When Marina woke up in the hospital she had shattered one leg and broken the other. She had a concussion and some internal bleeding. It was only then that she discovered that the Russian woman she had paid to take her to Italy had taken her to Istanbul instead and sold her to modern-day slavers. She was one of several women being auctioned to brothel owners when she jumped out the hotel window.

I met Marina in the fall of 2008 in her village, Drotcia, where I was doing field research for a book on human trafficking. One of her legs is held together by a pin and she walks with a pronounced limp. She continues to suffer from nightmares and headaches. Yet, hers is a rare success story. Many thousands of other women from Russia and Eastern Europe are not so lucky.

Generating an estimated $32 billion dollars annually, human trafficking is the fastest-growing criminal activity in the world today. It is also the most lucrative. According to a 2005 International Labor Office (ILO) report, just a single female held for sexual exploitation yields an average of $67,200 annually in Western Europe and North America.

The United Nations estimates that between 800,000 and 4 million men, women and children are deceived, recruited, transported from their homes and sold into slavery around the world each year. Eighty percent are women, girls and young boys trafficked into commercial sexual exploitation. Of these, more than 200,000 women and children from Russia and Eastern Europe are forced into prostitution each year.

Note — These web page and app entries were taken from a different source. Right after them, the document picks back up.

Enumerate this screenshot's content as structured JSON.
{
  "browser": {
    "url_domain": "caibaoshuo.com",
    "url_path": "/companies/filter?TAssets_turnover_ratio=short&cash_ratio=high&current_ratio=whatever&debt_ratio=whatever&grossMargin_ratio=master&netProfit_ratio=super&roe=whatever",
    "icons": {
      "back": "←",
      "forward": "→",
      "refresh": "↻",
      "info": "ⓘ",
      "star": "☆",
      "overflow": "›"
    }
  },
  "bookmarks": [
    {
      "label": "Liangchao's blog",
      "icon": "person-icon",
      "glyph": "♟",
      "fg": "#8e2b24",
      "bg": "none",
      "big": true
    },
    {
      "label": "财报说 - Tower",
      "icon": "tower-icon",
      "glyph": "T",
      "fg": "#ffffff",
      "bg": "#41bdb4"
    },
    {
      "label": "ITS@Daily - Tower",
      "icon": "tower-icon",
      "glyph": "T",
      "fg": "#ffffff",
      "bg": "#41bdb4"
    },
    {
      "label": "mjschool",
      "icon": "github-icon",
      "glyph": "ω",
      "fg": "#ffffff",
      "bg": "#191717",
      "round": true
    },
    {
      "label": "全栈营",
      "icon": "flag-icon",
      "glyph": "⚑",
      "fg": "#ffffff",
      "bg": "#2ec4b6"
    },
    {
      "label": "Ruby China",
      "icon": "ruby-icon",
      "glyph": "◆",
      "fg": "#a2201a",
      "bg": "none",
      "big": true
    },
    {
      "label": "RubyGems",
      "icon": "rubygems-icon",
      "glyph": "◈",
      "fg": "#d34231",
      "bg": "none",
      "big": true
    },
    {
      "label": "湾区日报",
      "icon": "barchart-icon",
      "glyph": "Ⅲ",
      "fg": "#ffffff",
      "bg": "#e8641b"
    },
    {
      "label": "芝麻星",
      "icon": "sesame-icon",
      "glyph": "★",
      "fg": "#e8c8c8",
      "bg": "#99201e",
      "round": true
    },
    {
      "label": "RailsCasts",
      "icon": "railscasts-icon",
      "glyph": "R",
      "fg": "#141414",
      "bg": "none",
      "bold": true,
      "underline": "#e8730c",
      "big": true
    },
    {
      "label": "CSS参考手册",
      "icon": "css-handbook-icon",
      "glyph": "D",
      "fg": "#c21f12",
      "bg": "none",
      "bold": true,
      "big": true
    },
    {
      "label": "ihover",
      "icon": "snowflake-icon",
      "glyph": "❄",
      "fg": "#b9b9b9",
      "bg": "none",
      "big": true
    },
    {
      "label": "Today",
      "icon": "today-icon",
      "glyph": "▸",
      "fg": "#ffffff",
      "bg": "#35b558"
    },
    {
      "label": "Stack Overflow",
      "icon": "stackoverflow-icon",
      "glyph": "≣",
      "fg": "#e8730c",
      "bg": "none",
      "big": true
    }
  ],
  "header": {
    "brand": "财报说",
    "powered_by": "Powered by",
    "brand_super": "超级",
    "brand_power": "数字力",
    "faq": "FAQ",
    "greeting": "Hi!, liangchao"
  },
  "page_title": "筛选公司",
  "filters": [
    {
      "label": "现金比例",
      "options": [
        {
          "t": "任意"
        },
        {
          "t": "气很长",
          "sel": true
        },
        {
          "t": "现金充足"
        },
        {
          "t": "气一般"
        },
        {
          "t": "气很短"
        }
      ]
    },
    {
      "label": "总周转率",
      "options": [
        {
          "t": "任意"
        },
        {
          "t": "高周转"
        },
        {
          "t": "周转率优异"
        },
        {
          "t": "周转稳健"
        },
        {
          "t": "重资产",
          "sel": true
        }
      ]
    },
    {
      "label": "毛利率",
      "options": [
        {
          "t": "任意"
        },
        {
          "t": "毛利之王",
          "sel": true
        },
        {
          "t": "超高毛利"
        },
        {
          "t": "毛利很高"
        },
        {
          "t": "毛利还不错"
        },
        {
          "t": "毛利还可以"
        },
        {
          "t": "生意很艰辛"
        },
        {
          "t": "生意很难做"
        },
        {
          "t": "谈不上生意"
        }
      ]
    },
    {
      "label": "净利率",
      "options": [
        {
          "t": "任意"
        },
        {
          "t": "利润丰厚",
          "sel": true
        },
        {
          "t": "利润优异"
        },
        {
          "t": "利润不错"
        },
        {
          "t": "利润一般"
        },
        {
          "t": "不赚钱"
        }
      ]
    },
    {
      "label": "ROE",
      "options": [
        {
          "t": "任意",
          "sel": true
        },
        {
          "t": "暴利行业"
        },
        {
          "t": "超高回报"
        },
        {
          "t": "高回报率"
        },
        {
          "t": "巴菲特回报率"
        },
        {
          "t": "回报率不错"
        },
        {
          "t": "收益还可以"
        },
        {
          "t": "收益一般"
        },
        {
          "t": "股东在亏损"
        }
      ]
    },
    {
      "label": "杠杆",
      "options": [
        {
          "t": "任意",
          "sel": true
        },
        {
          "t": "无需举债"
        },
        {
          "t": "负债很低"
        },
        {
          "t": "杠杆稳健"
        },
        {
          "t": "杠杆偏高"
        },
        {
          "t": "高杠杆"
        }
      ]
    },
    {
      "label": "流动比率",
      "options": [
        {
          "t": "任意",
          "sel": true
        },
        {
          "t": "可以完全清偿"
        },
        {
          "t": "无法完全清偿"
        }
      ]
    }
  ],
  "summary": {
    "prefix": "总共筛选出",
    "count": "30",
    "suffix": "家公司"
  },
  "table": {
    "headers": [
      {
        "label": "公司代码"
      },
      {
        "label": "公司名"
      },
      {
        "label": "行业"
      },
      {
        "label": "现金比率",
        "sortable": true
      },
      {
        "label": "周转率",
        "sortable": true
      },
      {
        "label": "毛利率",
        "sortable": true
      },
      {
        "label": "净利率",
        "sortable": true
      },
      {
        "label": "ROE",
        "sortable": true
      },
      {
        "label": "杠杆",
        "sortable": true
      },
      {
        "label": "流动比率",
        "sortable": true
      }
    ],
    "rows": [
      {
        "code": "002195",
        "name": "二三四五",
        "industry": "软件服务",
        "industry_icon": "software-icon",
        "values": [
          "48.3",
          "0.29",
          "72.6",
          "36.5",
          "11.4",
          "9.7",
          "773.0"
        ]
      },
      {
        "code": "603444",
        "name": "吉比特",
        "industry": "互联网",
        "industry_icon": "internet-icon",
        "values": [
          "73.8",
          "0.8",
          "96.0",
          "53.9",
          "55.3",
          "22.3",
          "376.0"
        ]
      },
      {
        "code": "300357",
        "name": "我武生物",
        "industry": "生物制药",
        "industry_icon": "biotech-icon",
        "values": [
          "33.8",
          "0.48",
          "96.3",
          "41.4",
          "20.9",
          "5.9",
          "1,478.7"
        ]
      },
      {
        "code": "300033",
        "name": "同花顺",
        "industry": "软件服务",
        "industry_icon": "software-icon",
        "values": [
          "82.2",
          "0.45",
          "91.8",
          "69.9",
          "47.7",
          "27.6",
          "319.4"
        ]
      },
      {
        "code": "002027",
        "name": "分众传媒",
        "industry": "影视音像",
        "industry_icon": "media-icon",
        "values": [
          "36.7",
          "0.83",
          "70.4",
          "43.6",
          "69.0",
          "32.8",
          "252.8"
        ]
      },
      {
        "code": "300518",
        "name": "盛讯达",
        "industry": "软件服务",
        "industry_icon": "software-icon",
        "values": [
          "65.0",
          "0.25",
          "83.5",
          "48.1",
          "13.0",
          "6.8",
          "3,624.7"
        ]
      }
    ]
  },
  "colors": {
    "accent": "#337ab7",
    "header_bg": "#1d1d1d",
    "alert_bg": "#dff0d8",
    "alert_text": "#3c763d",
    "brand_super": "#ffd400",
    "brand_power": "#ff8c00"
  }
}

Western demand for Eastern European prostitutes fuels today’s sex-slave industry. Currently, the market for Slavic woman and children in brothels and in pornography in "developed" countries — particularly the EU and the U.S. — is the hottest compared to other parts of the world, and is drawing on an endless supply of impoverished and vulnerable women.

A multitude of recent studies try to explain why women get snared into the trade in flesh. Researchers point to poverty, chronic unemployment, domestic violence and drug addiction as the primary “push factors.”

But sadly, there isn’t enough discussion of the real root of the problem — the men. Human trafficking is basically international sexual terrorism perpetrated against women and children on a mass scale by men. It is their demand for illicit or predatory sex that generates huge profits for the slavers and leaves behind the tortured minds and broken bodies of those women and children they violate.